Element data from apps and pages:
= = = = = = =
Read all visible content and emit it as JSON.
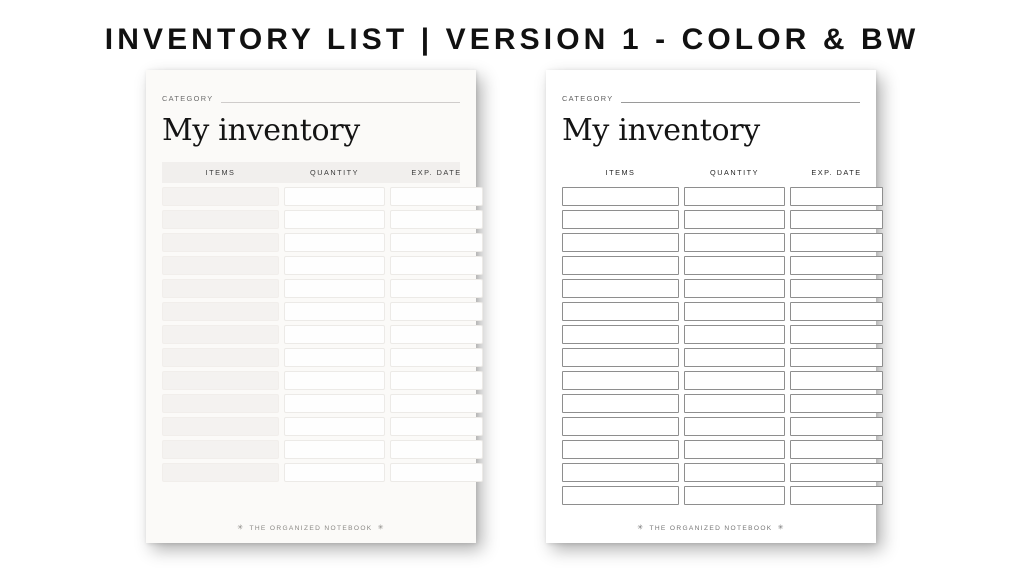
{
  "page": {
    "title": "INVENTORY LIST | VERSION 1 - COLOR & BW",
    "background_color": "#ffffff",
    "title_color": "#111111"
  },
  "cards": [
    {
      "variant": "color",
      "category_label": "CATEGORY",
      "heading": "My inventory",
      "columns": [
        "ITEMS",
        "QUANTITY",
        "EXP. DATE"
      ],
      "row_count": 13,
      "footer": {
        "text": "THE ORGANIZED NOTEBOOK",
        "left_icon": "✳",
        "right_icon": "✳"
      },
      "colors": {
        "paper": "#fbfaf8",
        "header_band": "#f1efed",
        "items_cell": "#f4f2f0",
        "plain_cell": "#fefefe",
        "cell_border": "#eceae7",
        "rule": "#cfcccb",
        "heading_text": "#141414",
        "label_text": "#6d6d6d",
        "footer_text": "#8a8884"
      }
    },
    {
      "variant": "bw",
      "category_label": "CATEGORY",
      "heading": "My inventory",
      "columns": [
        "ITEMS",
        "QUANTITY",
        "EXP. DATE"
      ],
      "row_count": 14,
      "footer": {
        "text": "THE ORGANIZED NOTEBOOK",
        "left_icon": "✳",
        "right_icon": "✳"
      },
      "colors": {
        "paper": "#ffffff",
        "header_band": "transparent",
        "items_cell": "#ffffff",
        "plain_cell": "#ffffff",
        "cell_border": "#8e8e8e",
        "rule": "#9a9a9a",
        "heading_text": "#141414",
        "label_text": "#5e5e5e",
        "footer_text": "#767676"
      }
    }
  ]
}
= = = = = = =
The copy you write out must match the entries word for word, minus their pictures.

● **REPLY**
Read all visible content and emit it as JSON.
{
  "page": {
    "title": "INVENTORY LIST | VERSION 1 - COLOR & BW",
    "background_color": "#ffffff",
    "title_color": "#111111"
  },
  "cards": [
    {
      "variant": "color",
      "category_label": "CATEGORY",
      "heading": "My inventory",
      "columns": [
        "ITEMS",
        "QUANTITY",
        "EXP. DATE"
      ],
      "row_count": 13,
      "footer": {
        "text": "THE ORGANIZED NOTEBOOK",
        "left_icon": "✳",
        "right_icon": "✳"
      },
      "colors": {
        "paper": "#fbfaf8",
        "header_band": "#f1efed",
        "items_cell": "#f4f2f0",
        "plain_cell": "#fefefe",
        "cell_border": "#eceae7",
        "rule": "#cfcccb",
        "heading_text": "#141414",
        "label_text": "#6d6d6d",
        "footer_text": "#8a8884"
      }
    },
    {
      "variant": "bw",
      "category_label": "CATEGORY",
      "heading": "My inventory",
      "columns": [
        "ITEMS",
        "QUANTITY",
        "EXP. DATE"
      ],
      "row_count": 14,
      "footer": {
        "text": "THE ORGANIZED NOTEBOOK",
        "left_icon": "✳",
        "right_icon": "✳"
      },
      "colors": {
        "paper": "#ffffff",
        "header_band": "transparent",
        "items_cell": "#ffffff",
        "plain_cell": "#ffffff",
        "cell_border": "#8e8e8e",
        "rule": "#9a9a9a",
        "heading_text": "#141414",
        "label_text": "#5e5e5e",
        "footer_text": "#767676"
      }
    }
  ]
}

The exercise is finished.